The answer must be every line of the records below that contains the word "placeholder".

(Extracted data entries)
○ ○ ○
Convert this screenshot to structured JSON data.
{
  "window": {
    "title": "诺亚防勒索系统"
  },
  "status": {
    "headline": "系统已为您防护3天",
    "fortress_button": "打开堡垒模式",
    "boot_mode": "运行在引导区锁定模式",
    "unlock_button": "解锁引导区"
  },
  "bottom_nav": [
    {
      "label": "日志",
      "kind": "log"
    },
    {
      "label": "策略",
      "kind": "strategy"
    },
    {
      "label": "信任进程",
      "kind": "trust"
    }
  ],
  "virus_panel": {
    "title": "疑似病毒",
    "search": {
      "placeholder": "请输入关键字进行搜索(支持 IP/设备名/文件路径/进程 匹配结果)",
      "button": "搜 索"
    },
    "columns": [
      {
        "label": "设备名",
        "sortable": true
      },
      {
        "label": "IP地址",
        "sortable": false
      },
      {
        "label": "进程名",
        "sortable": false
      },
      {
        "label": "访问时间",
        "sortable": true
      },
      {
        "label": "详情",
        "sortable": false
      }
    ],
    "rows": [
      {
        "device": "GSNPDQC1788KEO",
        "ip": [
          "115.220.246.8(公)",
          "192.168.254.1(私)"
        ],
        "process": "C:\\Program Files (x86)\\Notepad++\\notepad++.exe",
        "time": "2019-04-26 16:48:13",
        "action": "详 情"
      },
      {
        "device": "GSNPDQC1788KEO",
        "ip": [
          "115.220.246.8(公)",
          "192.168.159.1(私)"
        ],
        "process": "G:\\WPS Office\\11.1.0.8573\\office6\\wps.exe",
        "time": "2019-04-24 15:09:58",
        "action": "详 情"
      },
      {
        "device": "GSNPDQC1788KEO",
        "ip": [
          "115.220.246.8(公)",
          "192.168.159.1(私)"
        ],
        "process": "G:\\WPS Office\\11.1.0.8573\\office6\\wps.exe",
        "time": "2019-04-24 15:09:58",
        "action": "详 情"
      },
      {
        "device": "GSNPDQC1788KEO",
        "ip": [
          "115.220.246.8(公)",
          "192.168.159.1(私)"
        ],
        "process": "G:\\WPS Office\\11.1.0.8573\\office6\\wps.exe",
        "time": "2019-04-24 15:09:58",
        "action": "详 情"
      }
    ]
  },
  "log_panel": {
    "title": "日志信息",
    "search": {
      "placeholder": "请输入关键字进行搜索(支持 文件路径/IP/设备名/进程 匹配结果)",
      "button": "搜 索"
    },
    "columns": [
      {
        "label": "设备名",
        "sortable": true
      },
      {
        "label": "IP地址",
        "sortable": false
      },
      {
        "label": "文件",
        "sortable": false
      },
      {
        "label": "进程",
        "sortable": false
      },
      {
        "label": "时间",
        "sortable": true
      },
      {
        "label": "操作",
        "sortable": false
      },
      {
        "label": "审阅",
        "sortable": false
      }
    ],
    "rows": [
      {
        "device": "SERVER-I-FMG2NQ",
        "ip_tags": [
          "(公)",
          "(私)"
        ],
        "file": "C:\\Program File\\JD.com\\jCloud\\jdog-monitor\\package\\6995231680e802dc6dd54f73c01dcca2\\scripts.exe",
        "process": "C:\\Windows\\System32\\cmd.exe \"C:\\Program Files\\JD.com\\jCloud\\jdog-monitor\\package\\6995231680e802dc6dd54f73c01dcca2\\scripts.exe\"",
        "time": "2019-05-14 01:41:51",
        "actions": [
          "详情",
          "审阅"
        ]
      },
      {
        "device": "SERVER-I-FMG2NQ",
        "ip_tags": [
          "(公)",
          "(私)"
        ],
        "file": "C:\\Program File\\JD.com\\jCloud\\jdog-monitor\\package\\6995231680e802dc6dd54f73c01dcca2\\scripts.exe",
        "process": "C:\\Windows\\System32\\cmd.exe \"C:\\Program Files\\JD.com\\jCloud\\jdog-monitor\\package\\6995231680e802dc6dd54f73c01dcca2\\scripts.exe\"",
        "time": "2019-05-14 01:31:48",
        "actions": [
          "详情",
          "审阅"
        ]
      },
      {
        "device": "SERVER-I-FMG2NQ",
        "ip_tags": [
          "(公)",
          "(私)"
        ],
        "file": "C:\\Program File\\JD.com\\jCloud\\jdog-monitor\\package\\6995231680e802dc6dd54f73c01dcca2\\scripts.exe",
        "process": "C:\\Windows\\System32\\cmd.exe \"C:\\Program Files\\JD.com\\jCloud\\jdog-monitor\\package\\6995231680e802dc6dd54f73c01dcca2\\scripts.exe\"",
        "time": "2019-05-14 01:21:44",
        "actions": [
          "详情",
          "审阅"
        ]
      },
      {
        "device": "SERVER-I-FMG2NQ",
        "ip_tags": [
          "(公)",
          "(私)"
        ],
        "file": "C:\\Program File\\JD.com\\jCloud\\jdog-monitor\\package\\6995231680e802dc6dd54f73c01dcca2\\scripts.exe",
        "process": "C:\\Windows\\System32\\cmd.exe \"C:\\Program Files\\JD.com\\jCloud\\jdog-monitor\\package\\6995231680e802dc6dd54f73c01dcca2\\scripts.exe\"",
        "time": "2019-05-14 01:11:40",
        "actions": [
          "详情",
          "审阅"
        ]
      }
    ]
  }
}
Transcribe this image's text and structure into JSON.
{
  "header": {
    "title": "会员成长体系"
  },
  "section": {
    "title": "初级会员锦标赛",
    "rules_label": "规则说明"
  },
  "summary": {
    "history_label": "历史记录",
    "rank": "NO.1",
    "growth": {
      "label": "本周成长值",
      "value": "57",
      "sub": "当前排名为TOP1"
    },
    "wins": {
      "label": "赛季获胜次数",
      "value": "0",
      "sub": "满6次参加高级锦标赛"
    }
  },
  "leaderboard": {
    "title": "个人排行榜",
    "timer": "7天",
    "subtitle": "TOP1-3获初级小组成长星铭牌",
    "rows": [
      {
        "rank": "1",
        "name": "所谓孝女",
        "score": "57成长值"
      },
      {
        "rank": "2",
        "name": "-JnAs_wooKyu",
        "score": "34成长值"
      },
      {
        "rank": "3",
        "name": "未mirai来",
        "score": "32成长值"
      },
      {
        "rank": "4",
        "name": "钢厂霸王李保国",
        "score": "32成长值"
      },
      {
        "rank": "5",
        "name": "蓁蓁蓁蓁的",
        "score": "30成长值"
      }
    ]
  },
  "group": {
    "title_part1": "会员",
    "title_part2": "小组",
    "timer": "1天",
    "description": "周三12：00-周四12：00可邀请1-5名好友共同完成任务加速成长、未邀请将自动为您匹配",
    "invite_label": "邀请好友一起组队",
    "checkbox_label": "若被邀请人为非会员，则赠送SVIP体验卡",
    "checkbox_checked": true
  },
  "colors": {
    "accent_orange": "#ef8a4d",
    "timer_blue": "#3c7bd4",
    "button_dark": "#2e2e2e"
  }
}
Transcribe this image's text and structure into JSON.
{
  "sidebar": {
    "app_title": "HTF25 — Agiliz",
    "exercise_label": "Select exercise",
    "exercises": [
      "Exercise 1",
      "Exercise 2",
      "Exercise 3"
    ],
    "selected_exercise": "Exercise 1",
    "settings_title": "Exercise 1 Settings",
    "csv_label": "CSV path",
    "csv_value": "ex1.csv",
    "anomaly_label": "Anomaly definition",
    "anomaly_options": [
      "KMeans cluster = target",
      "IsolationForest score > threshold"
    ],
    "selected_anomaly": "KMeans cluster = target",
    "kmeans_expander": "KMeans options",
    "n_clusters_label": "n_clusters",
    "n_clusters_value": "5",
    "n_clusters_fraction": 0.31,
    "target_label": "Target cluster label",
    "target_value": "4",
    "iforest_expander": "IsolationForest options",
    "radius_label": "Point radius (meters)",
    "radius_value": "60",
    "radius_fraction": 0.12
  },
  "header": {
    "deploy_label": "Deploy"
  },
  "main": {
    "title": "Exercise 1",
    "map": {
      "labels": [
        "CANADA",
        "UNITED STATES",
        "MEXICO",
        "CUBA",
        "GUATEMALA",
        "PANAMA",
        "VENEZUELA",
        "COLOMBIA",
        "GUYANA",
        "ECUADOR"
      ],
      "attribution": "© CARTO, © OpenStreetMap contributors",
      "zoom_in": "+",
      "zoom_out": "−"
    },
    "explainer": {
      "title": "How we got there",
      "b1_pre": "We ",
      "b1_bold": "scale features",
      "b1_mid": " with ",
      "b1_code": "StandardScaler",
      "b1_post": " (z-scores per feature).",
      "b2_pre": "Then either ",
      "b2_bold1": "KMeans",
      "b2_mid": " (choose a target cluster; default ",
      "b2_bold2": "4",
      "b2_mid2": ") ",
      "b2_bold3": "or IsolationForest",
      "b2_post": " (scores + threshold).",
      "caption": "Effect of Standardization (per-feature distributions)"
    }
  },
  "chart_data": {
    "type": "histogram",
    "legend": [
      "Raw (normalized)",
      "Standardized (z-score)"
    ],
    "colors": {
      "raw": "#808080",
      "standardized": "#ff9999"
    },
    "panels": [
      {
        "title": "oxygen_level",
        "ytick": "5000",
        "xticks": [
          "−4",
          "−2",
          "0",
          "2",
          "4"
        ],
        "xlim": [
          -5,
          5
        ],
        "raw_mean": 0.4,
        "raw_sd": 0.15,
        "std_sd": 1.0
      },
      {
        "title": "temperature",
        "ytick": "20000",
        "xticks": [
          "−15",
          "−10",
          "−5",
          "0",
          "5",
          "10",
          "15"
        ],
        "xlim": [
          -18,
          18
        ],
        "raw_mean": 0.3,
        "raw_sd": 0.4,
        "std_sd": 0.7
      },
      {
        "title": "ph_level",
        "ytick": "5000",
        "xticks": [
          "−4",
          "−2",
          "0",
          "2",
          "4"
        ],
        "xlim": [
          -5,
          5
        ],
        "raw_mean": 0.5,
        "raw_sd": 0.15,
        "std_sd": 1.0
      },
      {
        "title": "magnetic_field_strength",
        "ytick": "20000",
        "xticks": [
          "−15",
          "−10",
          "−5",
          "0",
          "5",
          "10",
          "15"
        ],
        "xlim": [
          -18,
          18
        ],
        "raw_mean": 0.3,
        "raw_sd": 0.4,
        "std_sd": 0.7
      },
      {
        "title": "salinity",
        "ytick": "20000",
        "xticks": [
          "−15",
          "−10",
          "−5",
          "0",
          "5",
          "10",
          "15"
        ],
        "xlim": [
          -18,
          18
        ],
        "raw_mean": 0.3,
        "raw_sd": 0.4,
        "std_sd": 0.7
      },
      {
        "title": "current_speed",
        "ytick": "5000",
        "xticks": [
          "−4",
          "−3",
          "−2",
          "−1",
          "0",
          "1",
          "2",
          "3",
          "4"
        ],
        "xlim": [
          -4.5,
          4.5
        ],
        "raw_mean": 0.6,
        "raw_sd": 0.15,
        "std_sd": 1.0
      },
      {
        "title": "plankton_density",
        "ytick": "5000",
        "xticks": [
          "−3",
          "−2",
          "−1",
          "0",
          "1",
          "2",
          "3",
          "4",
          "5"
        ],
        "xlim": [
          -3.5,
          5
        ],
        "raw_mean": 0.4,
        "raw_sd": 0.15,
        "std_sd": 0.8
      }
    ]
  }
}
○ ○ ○
• Exercise answer
      "placeholder": "请输入关键字进行搜索(支持 IP/设备名/文件路径/进程 匹配结果)",
      "placeholder": "请输入关键字进行搜索(支持 文件路径/IP/设备名/进程 匹配结果)",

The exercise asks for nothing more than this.